Work request
Go through the records and extract every line with the word "ByLayer".

(Available data begins)

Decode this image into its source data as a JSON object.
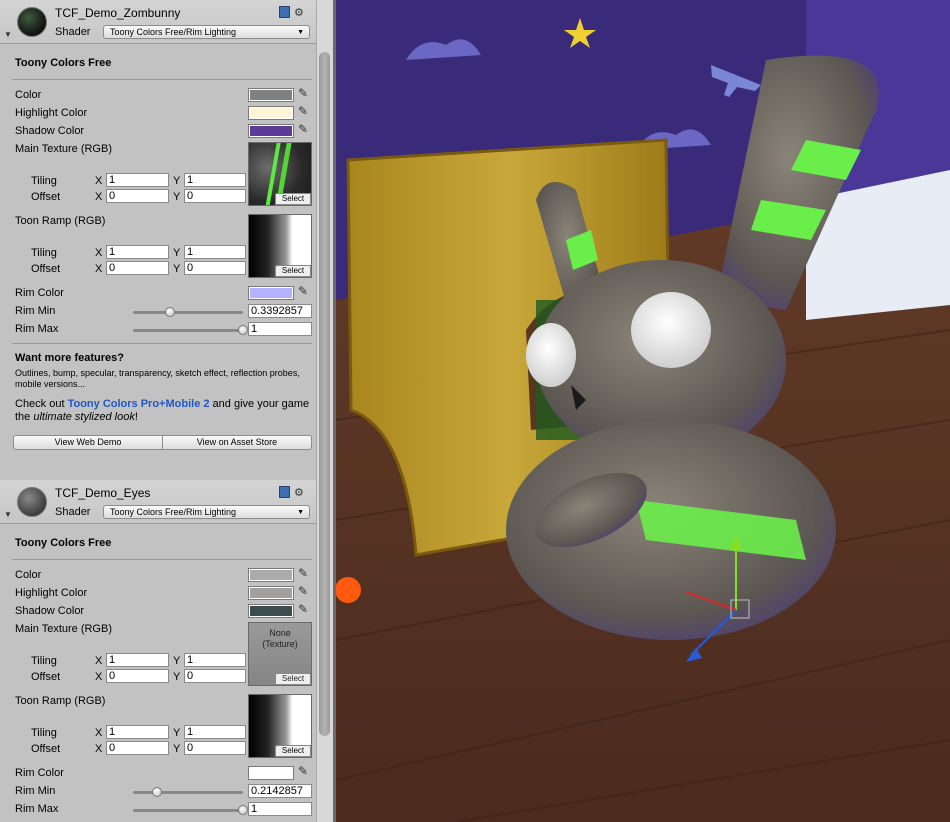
{
  "materials": [
    {
      "name": "TCF_Demo_Zombunny",
      "shader_label": "Shader",
      "shader": "Toony Colors Free/Rim Lighting",
      "section_title": "Toony Colors Free",
      "color_label": "Color",
      "highlight_label": "Highlight Color",
      "shadow_label": "Shadow Color",
      "main_tex_label": "Main Texture (RGB)",
      "toon_ramp_label": "Toon Ramp (RGB)",
      "tiling_label": "Tiling",
      "offset_label": "Offset",
      "x_label": "X",
      "y_label": "Y",
      "main_tiling_x": "1",
      "main_tiling_y": "1",
      "main_offset_x": "0",
      "main_offset_y": "0",
      "ramp_tiling_x": "1",
      "ramp_tiling_y": "1",
      "ramp_offset_x": "0",
      "ramp_offset_y": "0",
      "select_label": "Select",
      "rim_color_label": "Rim Color",
      "rim_min_label": "Rim Min",
      "rim_max_label": "Rim Max",
      "rim_min": "0.3392857",
      "rim_max": "1",
      "colors": {
        "color": "#808080",
        "highlight": "#fff4d6",
        "shadow": "#5c3c99",
        "rim": "#b3b3ff"
      }
    },
    {
      "name": "TCF_Demo_Eyes",
      "shader_label": "Shader",
      "shader": "Toony Colors Free/Rim Lighting",
      "section_title": "Toony Colors Free",
      "color_label": "Color",
      "highlight_label": "Highlight Color",
      "shadow_label": "Shadow Color",
      "main_tex_label": "Main Texture (RGB)",
      "toon_ramp_label": "Toon Ramp (RGB)",
      "tiling_label": "Tiling",
      "offset_label": "Offset",
      "x_label": "X",
      "y_label": "Y",
      "main_tiling_x": "1",
      "main_tiling_y": "1",
      "main_offset_x": "0",
      "main_offset_y": "0",
      "ramp_tiling_x": "1",
      "ramp_tiling_y": "1",
      "ramp_offset_x": "0",
      "ramp_offset_y": "0",
      "select_label": "Select",
      "main_tex_none": "None",
      "main_tex_type": "(Texture)",
      "rim_color_label": "Rim Color",
      "rim_min_label": "Rim Min",
      "rim_max_label": "Rim Max",
      "rim_min": "0.2142857",
      "rim_max": "1",
      "colors": {
        "color": "#ababab",
        "highlight": "#a0a0a0",
        "shadow": "#3d4d4d",
        "rim": "#ffffff"
      }
    }
  ],
  "promo": {
    "heading": "Want more features?",
    "features": "Outlines, bump, specular, transparency, sketch effect, reflection probes, mobile versions...",
    "check_out": "Check out ",
    "product": "Toony Colors Pro+Mobile 2",
    "and_give": " and give your game the ",
    "emphasis": "ultimate stylized look",
    "end": "!",
    "btn_web_demo": "View Web Demo",
    "btn_asset_store": "View on Asset Store"
  },
  "slider_levels": {
    "zombunny_rim_min": 0.3392857,
    "zombunny_rim_max": 1,
    "eyes_rim_min": 0.2142857,
    "eyes_rim_max": 1
  }
}
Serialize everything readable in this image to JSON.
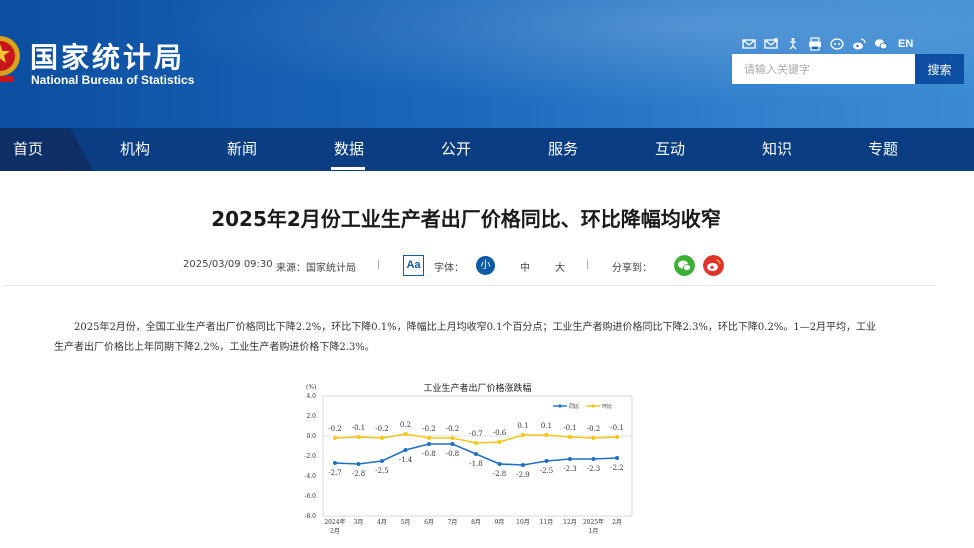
{
  "header": {
    "logo_cn": "国家统计局",
    "logo_en": "National Bureau of Statistics",
    "lang_switch": "EN",
    "tool_icons": [
      "mail-icon",
      "message-icon",
      "accessibility-icon",
      "print-icon",
      "app-icon",
      "weibo-icon",
      "wechat-icon"
    ]
  },
  "search": {
    "placeholder": "请输入关键字",
    "button_label": "搜索"
  },
  "nav": {
    "items": [
      "首页",
      "机构",
      "新闻",
      "数据",
      "公开",
      "服务",
      "互动",
      "知识",
      "专题"
    ],
    "active": "数据"
  },
  "article": {
    "title": "2025年2月份工业生产者出厂价格同比、环比降幅均收窄",
    "date": "2025/03/09 09:30",
    "source": "来源：国家统计局",
    "font_label": "字体：",
    "font_icon_label": "Aa",
    "font_small": "小",
    "font_medium": "中",
    "font_large": "大",
    "share_label": "分享到：",
    "separator": "|",
    "paragraph": "2025年2月份，全国工业生产者出厂价格同比下降2.2%，环比下降0.1%，降幅比上月均收窄0.1个百分点；工业生产者购进价格同比下降2.3%，环比下降0.2%。1—2月平均，工业生产者出厂价格比上年同期下降2.2%，工业生产者购进价格下降2.3%。"
  },
  "colors": {
    "header_blue": "#1a67bb",
    "nav_blue": "#0a3d82",
    "yoy_series": "#1f6fc6",
    "mom_series": "#f5c518",
    "wechat_green": "#3cb034",
    "weibo_red": "#e0332b"
  },
  "chart_data": {
    "type": "line",
    "title": "工业生产者出厂价格涨跌幅",
    "ylabel": "(%)",
    "ylim": [
      -8.0,
      4.0
    ],
    "yticks": [
      "4.0",
      "2.0",
      "0.0",
      "-2.0",
      "-4.0",
      "-6.0",
      "-8.0"
    ],
    "categories": [
      "2024年\n2月",
      "3月",
      "4月",
      "5月",
      "6月",
      "7月",
      "8月",
      "9月",
      "10月",
      "11月",
      "12月",
      "2025年\n1月",
      "2月"
    ],
    "legend_position": "top-right",
    "series": [
      {
        "name": "同比",
        "color": "#1f6fc6",
        "values": [
          -2.7,
          -2.8,
          -2.5,
          -1.4,
          -0.8,
          -0.8,
          -1.8,
          -2.8,
          -2.9,
          -2.5,
          -2.3,
          -2.3,
          -2.2
        ]
      },
      {
        "name": "环比",
        "color": "#f5c518",
        "values": [
          -0.2,
          -0.1,
          -0.2,
          0.2,
          -0.2,
          -0.2,
          -0.7,
          -0.6,
          0.1,
          0.1,
          -0.1,
          -0.2,
          -0.1
        ]
      }
    ]
  }
}
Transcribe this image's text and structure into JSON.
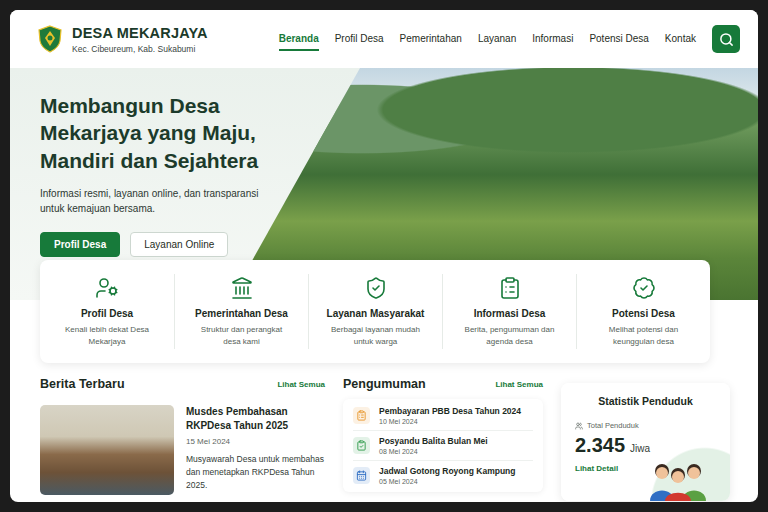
{
  "header": {
    "title": "DESA MEKARJAYA",
    "subtitle": "Kec. Cibeureum, Kab. Sukabumi"
  },
  "nav": [
    {
      "label": "Beranda",
      "selected": true
    },
    {
      "label": "Profil Desa",
      "selected": false
    },
    {
      "label": "Pemerintahan",
      "selected": false
    },
    {
      "label": "Layanan",
      "selected": false
    },
    {
      "label": "Informasi",
      "selected": false
    },
    {
      "label": "Potensi Desa",
      "selected": false
    },
    {
      "label": "Kontak",
      "selected": false
    }
  ],
  "hero": {
    "headline": [
      "Membangun Desa",
      "Mekarjaya yang Maju,",
      "Mandiri dan Sejahtera"
    ],
    "subtitle": [
      "Informasi resmi, layanan online, dan transparansi",
      "untuk kemajuan bersama."
    ],
    "buttons": [
      {
        "label": "Profil Desa",
        "kind": "primary"
      },
      {
        "label": "Layanan Online",
        "kind": "secondary"
      }
    ]
  },
  "features": [
    {
      "title": "Profil Desa",
      "description": "Kenali lebih dekat Desa Mekarjaya"
    },
    {
      "title": "Pemerintahan Desa",
      "description": "Struktur dan perangkat desa kami"
    },
    {
      "title": "Layanan Masyarakat",
      "description": "Berbagai layanan mudah untuk warga"
    },
    {
      "title": "Informasi Desa",
      "description": "Berita, pengumuman dan agenda desa"
    },
    {
      "title": "Potensi Desa",
      "description": "Melihat potensi dan keunggulan desa"
    }
  ],
  "news": {
    "title": "Berita Terbaru",
    "more": "Lihat Semua",
    "items": [
      {
        "title": "Musdes Pembahasan RKPDesa Tahun 2025",
        "date": "15 Mei 2024",
        "summary": "Musyawarah Desa untuk membahas dan menetapkan RKPDesa Tahun 2025."
      }
    ]
  },
  "announcements": {
    "title": "Pengumuman",
    "more": "Lihat Semua",
    "items": [
      {
        "title": "Pembayaran PBB Desa Tahun 2024",
        "date": "10 Mei 2024",
        "color": "#e8962a"
      },
      {
        "title": "Posyandu Balita Bulan Mei",
        "date": "08 Mei 2024",
        "color": "#2f9a4a"
      },
      {
        "title": "Jadwal Gotong Royong Kampung",
        "date": "05 Mei 2024",
        "color": "#2f6fc4"
      }
    ]
  },
  "stats": {
    "title": "Statistik Penduduk",
    "label": "Total Penduduk",
    "value": "2.345",
    "unit": "Jiwa",
    "link": "Lihat Detail"
  }
}
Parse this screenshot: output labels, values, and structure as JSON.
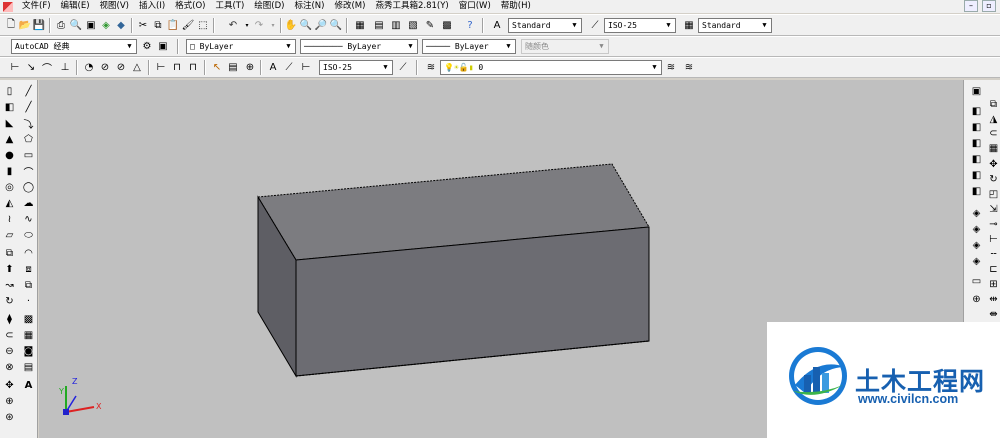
{
  "menubar": {
    "items": [
      "文件(F)",
      "编辑(E)",
      "视图(V)",
      "插入(I)",
      "格式(O)",
      "工具(T)",
      "绘图(D)",
      "标注(N)",
      "修改(M)",
      "燕秀工具箱2.81(Y)",
      "窗口(W)",
      "帮助(H)"
    ]
  },
  "toolbar1": {
    "text_style": "Standard",
    "dim_style": "ISO-25",
    "table_style": "Standard"
  },
  "toolbar2": {
    "workspace": "AutoCAD 经典",
    "color": "ByLayer",
    "linetype": "ByLayer",
    "lineweight": "ByLayer",
    "plotstyle": "随颜色"
  },
  "toolbar3": {
    "dim_style": "ISO-25",
    "layer": "0"
  },
  "ucs": {
    "x_label": "X",
    "y_label": "Y",
    "z_label": "Z"
  },
  "watermark": {
    "title": "土木工程网",
    "url": "www.civilcn.com"
  },
  "colors": {
    "box_front": "#6c6c72",
    "box_top": "#7c7c80",
    "box_side": "#5e5e64",
    "canvas_bg": "#c0c0c0",
    "watermark_blue": "#1760b0"
  }
}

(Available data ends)

Exercise solution
    "color": "ByLayer",
    "linetype": "ByLayer",
    "lineweight": "ByLayer",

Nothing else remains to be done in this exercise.